:: Exercise directions ::
Wherever a line in the records below contains "join", copy that line.

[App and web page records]
=== Section Start ===

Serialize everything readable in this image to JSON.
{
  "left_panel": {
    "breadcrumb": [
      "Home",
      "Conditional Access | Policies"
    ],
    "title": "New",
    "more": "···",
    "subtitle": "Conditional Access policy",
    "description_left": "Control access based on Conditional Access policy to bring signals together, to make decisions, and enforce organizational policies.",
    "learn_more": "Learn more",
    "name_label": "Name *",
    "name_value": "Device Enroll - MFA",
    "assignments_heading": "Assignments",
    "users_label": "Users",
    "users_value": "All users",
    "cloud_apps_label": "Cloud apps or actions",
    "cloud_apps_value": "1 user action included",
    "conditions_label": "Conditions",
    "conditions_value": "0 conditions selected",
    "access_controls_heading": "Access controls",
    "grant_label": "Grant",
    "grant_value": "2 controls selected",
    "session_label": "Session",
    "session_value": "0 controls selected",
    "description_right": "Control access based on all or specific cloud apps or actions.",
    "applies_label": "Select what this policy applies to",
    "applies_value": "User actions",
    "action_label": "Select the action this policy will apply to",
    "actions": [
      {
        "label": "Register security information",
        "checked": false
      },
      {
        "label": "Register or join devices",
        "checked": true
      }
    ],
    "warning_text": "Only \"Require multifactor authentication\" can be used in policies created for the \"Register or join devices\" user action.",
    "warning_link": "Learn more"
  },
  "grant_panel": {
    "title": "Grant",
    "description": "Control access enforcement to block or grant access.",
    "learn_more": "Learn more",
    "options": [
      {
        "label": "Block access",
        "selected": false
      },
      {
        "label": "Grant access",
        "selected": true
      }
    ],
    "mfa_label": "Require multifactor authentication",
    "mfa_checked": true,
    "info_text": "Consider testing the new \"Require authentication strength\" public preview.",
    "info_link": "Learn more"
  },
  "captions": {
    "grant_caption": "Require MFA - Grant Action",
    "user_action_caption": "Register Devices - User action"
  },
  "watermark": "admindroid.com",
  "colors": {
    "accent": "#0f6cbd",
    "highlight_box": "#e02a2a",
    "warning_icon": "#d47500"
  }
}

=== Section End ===

:: Solution to the problem ::
        "label": "Register or join devices",
    "warning_text": "Only \"Require multifactor authentication\" can be used in policies created for the \"Register or join devices\" user action.",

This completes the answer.